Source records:
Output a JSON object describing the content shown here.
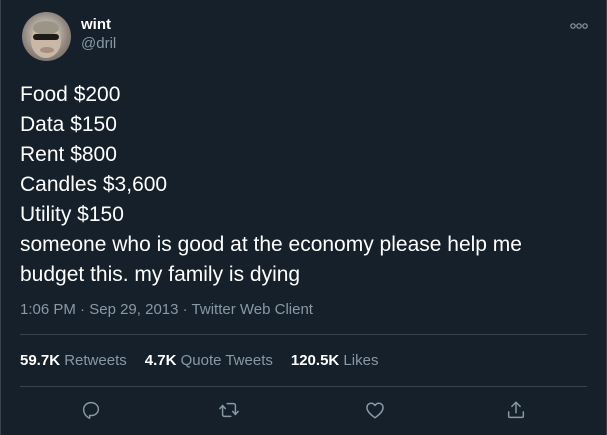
{
  "user": {
    "display_name": "wint",
    "handle": "@dril"
  },
  "tweet": {
    "lines": [
      "Food $200",
      "Data $150",
      "Rent $800",
      "Candles $3,600",
      "Utility $150",
      "someone who is good at the economy please help me",
      "budget this. my family is dying"
    ],
    "time": "1:06 PM",
    "date": "Sep 29, 2013",
    "client": "Twitter Web Client",
    "separator": "·"
  },
  "stats": {
    "retweets_count": "59.7K",
    "retweets_label": "Retweets",
    "quotes_count": "4.7K",
    "quotes_label": "Quote Tweets",
    "likes_count": "120.5K",
    "likes_label": "Likes"
  },
  "icons": {
    "more": "more-icon",
    "reply": "reply-icon",
    "retweet": "retweet-icon",
    "like": "like-icon",
    "share": "share-icon"
  },
  "colors": {
    "background": "#15202b",
    "text": "#ffffff",
    "secondary": "#8899a6",
    "border": "#38444d"
  }
}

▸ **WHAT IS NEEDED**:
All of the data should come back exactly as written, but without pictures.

▸ **EXPECTED OUTPUT**:
Output a JSON object describing the content shown here.
{
  "user": {
    "display_name": "wint",
    "handle": "@dril"
  },
  "tweet": {
    "lines": [
      "Food $200",
      "Data $150",
      "Rent $800",
      "Candles $3,600",
      "Utility $150",
      "someone who is good at the economy please help me",
      "budget this. my family is dying"
    ],
    "time": "1:06 PM",
    "date": "Sep 29, 2013",
    "client": "Twitter Web Client",
    "separator": "·"
  },
  "stats": {
    "retweets_count": "59.7K",
    "retweets_label": "Retweets",
    "quotes_count": "4.7K",
    "quotes_label": "Quote Tweets",
    "likes_count": "120.5K",
    "likes_label": "Likes"
  },
  "icons": {
    "more": "more-icon",
    "reply": "reply-icon",
    "retweet": "retweet-icon",
    "like": "like-icon",
    "share": "share-icon"
  },
  "colors": {
    "background": "#15202b",
    "text": "#ffffff",
    "secondary": "#8899a6",
    "border": "#38444d"
  }
}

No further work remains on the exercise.